* [YOUR TASK]: Wherever "运营号设置" appears in a line of the listing, that line should be returned.

╔══

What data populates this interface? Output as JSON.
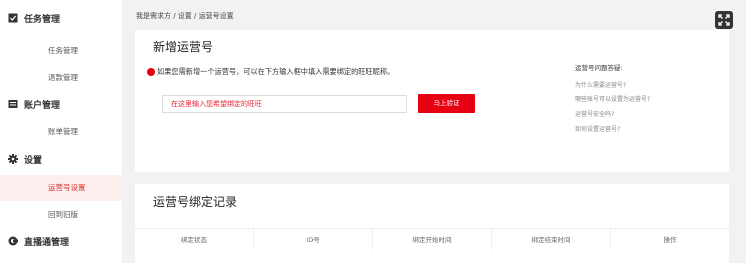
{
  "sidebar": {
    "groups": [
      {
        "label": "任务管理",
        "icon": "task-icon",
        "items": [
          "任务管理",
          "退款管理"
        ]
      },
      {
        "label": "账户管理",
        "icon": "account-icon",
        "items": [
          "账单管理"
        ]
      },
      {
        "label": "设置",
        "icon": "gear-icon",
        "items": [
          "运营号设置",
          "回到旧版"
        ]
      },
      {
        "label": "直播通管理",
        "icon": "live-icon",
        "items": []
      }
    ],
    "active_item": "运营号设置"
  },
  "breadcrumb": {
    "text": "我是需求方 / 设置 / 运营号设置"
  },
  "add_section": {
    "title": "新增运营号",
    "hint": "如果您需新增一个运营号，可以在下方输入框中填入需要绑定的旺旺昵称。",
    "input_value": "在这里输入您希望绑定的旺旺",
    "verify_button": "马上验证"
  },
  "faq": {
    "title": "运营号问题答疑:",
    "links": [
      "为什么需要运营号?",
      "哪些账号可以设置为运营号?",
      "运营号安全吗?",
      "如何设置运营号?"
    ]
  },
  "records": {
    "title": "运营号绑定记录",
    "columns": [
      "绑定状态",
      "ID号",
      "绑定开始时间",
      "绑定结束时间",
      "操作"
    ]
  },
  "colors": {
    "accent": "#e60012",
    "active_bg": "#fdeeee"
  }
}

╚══

* [REPLY TO THE EXERCISE]:
          "运营号设置",
    "active_item": "运营号设置"
    "text": "我是需求方 / 设置 / 运营号设置"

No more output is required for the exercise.